> [TASK INSTRUCTIONS] Copy out each line containing "title" from the entries below.

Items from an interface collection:
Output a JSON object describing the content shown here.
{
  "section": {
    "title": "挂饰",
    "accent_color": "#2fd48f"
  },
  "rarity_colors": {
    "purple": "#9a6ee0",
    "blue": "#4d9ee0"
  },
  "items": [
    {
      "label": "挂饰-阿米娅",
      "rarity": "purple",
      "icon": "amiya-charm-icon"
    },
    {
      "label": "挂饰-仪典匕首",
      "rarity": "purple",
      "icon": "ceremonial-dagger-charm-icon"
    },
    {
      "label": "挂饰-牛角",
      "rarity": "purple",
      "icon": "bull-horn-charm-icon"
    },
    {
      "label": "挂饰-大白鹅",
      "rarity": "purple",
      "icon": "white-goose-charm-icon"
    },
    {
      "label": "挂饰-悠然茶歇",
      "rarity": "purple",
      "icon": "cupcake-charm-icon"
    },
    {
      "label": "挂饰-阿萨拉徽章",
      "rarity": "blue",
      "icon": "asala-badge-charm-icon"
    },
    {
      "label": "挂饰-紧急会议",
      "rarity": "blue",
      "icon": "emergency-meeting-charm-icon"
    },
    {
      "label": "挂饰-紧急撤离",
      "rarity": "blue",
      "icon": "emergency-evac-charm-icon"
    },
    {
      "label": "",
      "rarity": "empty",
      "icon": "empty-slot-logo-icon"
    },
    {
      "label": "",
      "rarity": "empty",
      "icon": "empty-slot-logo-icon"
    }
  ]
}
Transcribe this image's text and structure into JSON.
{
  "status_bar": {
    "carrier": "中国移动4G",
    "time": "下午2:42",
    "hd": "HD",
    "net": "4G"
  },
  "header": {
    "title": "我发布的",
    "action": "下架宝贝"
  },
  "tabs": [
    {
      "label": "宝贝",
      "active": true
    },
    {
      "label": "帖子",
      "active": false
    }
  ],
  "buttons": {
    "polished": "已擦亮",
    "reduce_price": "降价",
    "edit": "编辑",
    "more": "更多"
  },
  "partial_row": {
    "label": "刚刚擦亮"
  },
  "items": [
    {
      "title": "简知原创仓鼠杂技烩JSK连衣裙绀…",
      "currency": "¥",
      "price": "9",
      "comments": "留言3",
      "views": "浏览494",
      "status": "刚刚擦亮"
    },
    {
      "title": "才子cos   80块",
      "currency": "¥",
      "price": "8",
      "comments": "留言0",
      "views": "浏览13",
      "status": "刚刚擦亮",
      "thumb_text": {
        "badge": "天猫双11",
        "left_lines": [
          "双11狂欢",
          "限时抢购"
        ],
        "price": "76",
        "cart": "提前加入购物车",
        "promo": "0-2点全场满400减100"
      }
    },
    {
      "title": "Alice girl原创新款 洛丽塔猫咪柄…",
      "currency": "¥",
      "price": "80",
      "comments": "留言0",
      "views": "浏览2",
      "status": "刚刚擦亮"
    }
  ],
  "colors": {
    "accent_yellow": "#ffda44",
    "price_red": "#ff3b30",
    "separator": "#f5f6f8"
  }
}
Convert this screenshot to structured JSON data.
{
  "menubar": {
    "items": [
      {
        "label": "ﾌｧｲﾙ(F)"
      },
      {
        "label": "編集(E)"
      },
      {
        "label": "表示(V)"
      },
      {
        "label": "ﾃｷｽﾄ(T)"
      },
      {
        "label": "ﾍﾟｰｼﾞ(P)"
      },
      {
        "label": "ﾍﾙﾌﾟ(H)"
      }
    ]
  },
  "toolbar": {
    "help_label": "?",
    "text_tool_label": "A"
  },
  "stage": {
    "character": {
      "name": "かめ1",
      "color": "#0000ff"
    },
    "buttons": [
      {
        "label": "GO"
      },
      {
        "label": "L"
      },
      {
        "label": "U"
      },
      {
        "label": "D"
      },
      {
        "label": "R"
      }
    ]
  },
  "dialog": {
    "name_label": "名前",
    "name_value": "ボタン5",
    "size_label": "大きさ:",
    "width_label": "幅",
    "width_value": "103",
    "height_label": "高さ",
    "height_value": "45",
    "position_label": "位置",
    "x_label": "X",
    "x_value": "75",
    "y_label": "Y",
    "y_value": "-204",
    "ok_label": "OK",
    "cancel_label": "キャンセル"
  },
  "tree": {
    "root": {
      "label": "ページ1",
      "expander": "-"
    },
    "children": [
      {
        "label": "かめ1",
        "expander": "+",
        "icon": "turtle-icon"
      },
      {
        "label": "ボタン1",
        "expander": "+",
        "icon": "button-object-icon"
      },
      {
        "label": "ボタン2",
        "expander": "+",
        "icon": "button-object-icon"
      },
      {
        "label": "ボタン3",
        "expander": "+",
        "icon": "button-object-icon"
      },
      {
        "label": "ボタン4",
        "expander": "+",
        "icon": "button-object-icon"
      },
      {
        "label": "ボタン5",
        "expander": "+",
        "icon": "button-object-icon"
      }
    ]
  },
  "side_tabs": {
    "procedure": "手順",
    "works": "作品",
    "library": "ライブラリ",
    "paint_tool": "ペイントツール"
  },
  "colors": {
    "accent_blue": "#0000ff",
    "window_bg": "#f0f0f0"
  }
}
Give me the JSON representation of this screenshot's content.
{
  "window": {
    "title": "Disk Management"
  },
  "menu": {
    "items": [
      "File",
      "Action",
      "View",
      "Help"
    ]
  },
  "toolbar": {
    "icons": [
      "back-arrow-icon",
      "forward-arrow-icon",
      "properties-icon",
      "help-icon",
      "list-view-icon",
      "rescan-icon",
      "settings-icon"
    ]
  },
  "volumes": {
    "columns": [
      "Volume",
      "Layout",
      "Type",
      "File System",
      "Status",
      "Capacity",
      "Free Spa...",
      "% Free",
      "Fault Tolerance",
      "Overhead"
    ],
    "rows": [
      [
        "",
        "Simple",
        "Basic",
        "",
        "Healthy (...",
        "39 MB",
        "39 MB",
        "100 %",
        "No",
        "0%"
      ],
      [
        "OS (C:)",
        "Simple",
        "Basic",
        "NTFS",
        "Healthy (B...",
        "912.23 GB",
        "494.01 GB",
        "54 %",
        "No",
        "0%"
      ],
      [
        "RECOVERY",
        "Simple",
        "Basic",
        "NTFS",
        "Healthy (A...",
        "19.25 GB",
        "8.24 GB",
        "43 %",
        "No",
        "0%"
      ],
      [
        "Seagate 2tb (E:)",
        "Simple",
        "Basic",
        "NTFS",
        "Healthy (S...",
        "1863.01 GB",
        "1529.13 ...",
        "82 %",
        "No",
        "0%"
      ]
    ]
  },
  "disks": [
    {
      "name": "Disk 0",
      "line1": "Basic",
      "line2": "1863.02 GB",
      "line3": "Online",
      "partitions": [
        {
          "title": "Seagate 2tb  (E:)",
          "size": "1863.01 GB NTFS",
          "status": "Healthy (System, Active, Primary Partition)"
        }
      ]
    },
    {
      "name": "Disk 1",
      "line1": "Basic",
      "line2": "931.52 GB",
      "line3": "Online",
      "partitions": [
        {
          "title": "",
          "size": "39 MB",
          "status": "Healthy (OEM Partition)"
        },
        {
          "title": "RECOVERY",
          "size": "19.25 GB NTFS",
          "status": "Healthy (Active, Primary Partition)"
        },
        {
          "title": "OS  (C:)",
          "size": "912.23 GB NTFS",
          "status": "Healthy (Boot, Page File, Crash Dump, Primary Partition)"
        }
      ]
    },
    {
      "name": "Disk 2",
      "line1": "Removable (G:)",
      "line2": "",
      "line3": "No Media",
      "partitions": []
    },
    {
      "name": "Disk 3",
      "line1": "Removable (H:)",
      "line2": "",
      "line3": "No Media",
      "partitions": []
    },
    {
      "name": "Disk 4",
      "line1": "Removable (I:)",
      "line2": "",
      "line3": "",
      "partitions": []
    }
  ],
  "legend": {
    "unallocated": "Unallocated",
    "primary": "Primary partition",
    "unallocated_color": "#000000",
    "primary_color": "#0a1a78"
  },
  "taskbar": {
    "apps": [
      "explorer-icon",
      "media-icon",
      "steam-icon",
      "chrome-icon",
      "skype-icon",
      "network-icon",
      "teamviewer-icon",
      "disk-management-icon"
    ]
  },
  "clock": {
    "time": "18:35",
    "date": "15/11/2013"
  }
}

> [OUTPUT OF THE EXERCISE]
    "title": "挂饰",
    "title": "我发布的",
      "title": "简知原创仓鼠杂技烩JSK连衣裙绀…",
      "title": "才子cos   80块",
      "title": "Alice girl原创新款 洛丽塔猫咪柄…",
    "title": "Disk Management"
          "title": "Seagate 2tb  (E:)",
          "title": "",
          "title": "RECOVERY",
          "title": "OS  (C:)",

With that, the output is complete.